1. ITV Report

Calls for more investment in brain cancer research

The image of a brain under a scan Photo: PA

Which cancer is most likely to kill you if you're under 40 years old? It's not prostate, breast or bowel - it's cancer of the brain. It's also the cancer most likely to kill a child.

If that's news to you, then you are not alone. Awareness and understanding about Brain Tumours among the public is low - yet most people probably know someone who's had the cancer.

The latest figures show over 600 of us in Wales were diagnosed with a brain tumour. Its one of the highest rates in Europe. They come in four grades - the fourth being the most severe with average life expectancy for a patient being 15 months.

Little is known about the causes and development and little money is put into research to fund out. According to the Brain Tumour Charity of the £500 million raised to research all cancers, less than 2% of it goes on Brain cancer.

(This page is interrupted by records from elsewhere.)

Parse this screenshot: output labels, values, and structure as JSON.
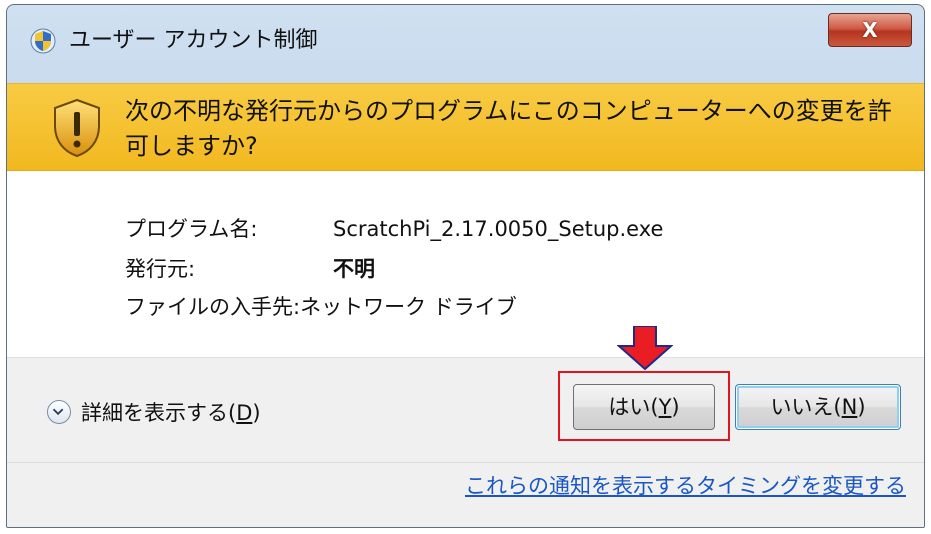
{
  "window": {
    "title": "ユーザー アカウント制御",
    "close_label": "X"
  },
  "banner": {
    "message": "次の不明な発行元からのプログラムにこのコンピューターへの変更を許可しますか?"
  },
  "info": {
    "program_label": "プログラム名:",
    "program_value": "ScratchPi_2.17.0050_Setup.exe",
    "publisher_label": "発行元:",
    "publisher_value": "不明",
    "source_label": "ファイルの入手先:",
    "source_value": "ネットワーク ドライブ"
  },
  "footer": {
    "details_text": "詳細を表示する(",
    "details_key": "D",
    "details_end": ")",
    "yes_text": "はい(",
    "yes_key": "Y",
    "yes_end": ")",
    "no_text": "いいえ(",
    "no_key": "N",
    "no_end": ")",
    "notification_link": "これらの通知を表示するタイミングを変更する"
  },
  "colors": {
    "banner": "#f4bd2a",
    "highlight": "#e0161e",
    "arrow": "#ea1c24",
    "link": "#1a57c5"
  }
}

  • Brain Tumours can reduce life expectancy by 20 years - the highest of any cancer
  • Only 14% of adults survive for five years after diagnosis
  • Almost 5,000 people in the UK die because of brain tumour every year

Jamie Pugh knows all to well about brain tumours. You may recognise him from Britain's Got Talent. The cancer killed his brother as a child and later it claimed his wife.

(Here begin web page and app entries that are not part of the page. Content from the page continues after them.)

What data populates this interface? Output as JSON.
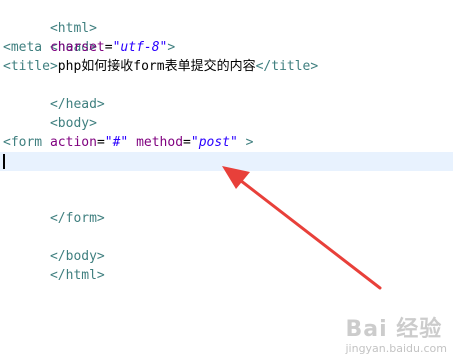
{
  "editor": {
    "lines": [
      {
        "tag_open": "<html>"
      },
      {
        "tag_open": "<head>"
      },
      {
        "meta_open": "<meta ",
        "meta_attr": "charset",
        "meta_eq": "=",
        "meta_val": "\"utf-8\"",
        "meta_close": ">"
      },
      {
        "title_open": "<title>",
        "title_text": "php如何接收form表单提交的内容",
        "title_close": "</title>"
      },
      {
        "tag_open": "</head>"
      },
      {
        "tag_open": "<body>"
      },
      {
        "blank": ""
      },
      {
        "form_open": "<form ",
        "action_attr": "action",
        "action_eq": "=",
        "action_val": "\"#\"",
        "method_attr": "method",
        "method_eq": "=",
        "method_val": "\"post\"",
        "form_close": " >"
      },
      {
        "active": true
      },
      {
        "blank": ""
      },
      {
        "tag_open": "</form>"
      },
      {
        "blank": ""
      },
      {
        "tag_open": "</body>"
      },
      {
        "tag_open": "</html>"
      }
    ]
  },
  "colors": {
    "tag": "#3f7f7f",
    "attribute": "#7f007f",
    "value": "#2a00ff",
    "active_line": "#e8f2fe",
    "arrow": "#e8403a"
  },
  "annotation": {
    "icon": "red-arrow-icon"
  },
  "watermark": {
    "brand": "Bai 经验",
    "url": "jingyan.baidu.com"
  }
}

Jamie's wife died in 1999 and since then things haven't got any better, if anything they've got worse. Rates are up since the early 1990s.

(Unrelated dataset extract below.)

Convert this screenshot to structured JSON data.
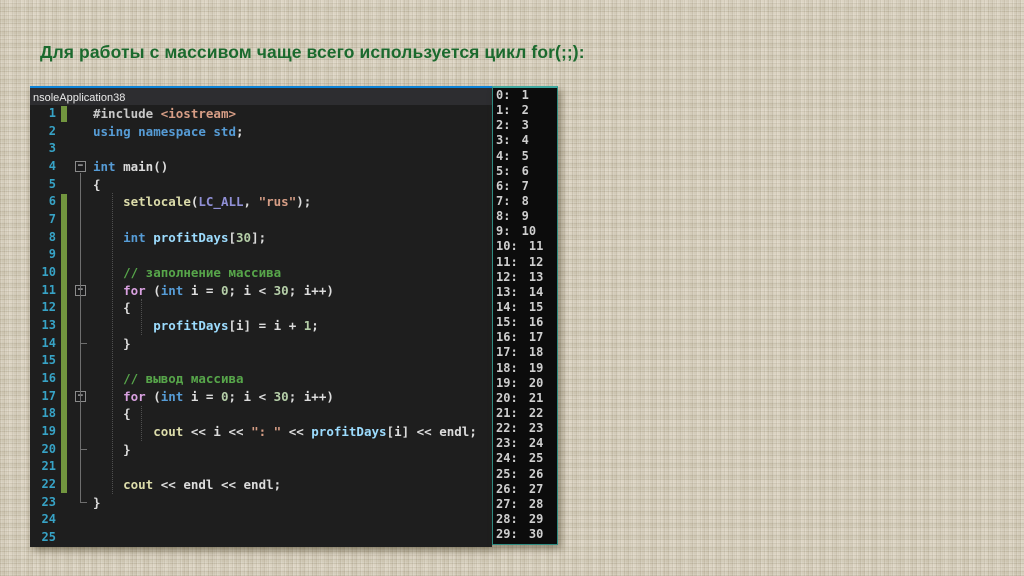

If you're diagnosed with a brain tumour in South, West or Mid Wales you're likely to come to the University Hospital of Wales. Brain surgeon Caroline Hayhurst, who works in the neurology unit there says because so little is known, more research funding is needed.

An information awareness day will be held in Cardiff today so those with a brain tumour and their families can meet and learn about the condition. They'll be hoping for an improvement in the condition in the years to come.